MALTA -- Last month, GlobalFoundries met the four-month deadline it had set to install baffles to muffle generator noise at its Malta chip plant and stop the noise from bothering the plant's residential neighbors.
But the project largely failed, a company official admitted at a meeting with residents Tuesday. A handful of homeowners in a neighborhood northeast of the plant told Mike Russo, the company's director of governmental affairs, that the round-the-clock hum still keeps them awake at night.
One woman said she recently slept in a closet so she could get some relief from the sound. Another homeowner said she is reluctantly looking to sell her house.
"The noise has impacted the quality of life for us residents. This has been a regular occurrence since June," Kelley O'Rourke said.

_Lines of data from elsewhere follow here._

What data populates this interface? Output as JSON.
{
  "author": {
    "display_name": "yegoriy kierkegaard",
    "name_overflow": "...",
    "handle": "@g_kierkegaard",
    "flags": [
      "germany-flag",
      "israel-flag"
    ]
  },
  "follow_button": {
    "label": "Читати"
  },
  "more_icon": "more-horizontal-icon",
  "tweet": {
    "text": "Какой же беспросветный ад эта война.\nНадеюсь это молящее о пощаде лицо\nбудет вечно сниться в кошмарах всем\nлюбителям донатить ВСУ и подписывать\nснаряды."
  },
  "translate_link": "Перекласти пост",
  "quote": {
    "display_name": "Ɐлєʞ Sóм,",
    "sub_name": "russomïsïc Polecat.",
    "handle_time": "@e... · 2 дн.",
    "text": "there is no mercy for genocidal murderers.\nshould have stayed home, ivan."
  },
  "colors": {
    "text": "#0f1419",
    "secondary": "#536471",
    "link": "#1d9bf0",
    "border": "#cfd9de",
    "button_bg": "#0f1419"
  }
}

Supervisor Paul Sausville told Russo he had "lost confidence" in the company's commitment to fixing the problem and raised the possibility of using the town's code enforcement to penalize the company for noise violations.
"I am extremely, personally disappointed that the solution you put in place, that you said would work, didn't work," he said.
Russo said the baffles installed to absorb the noise appear to be effective at times, but not always. He said the company's next step is to address noise that comes out of the roof of the building, where nine spinning flywheels are housed. He said the process could take several months.
The generators, which have been going since June, must run around the clock to supply immediate backup power in case of a failure, Russo said. More generators could be installed in the future. While they produce little noise on-site, Russo said, the sound they create funnels uphill to the residential neighborhood.
The company set a 16-week timeline in late August for putting in the baffles, following numerous noise complaints.
Shortly afterward, Malta hired The Chazen Companies, a Troy engineering firm, to measure the noise. The company measured the sound between 42 and 51 decibels at various periods in September and October from a backyard on Featherfoil Way, according to Chazen's report.
The 51-decibel reading, taken at about 10 p.m., exceeds the 45-decibel maximum allowed at night in the Luther Forest Technology Park.
Russo said the noise is almost always within the allowed limits, but he said GlobalFoundries is interested in going a step further.
"We're trying to be the best neighbor we can be," he said.
Residents said the volume of the noise can vary sharply over short distances. While some said it had improved since the installation of the baffles, others said it had not.
Judie Van Avery said she and her husband are preparing to sell the home on Meadow Rue Place they've owned for 20 years because of the noise.
"This is where my children spent every Christmas. This is where my son learned to walk in the front yard," she said. "I love my house. But I can't live like this anymore."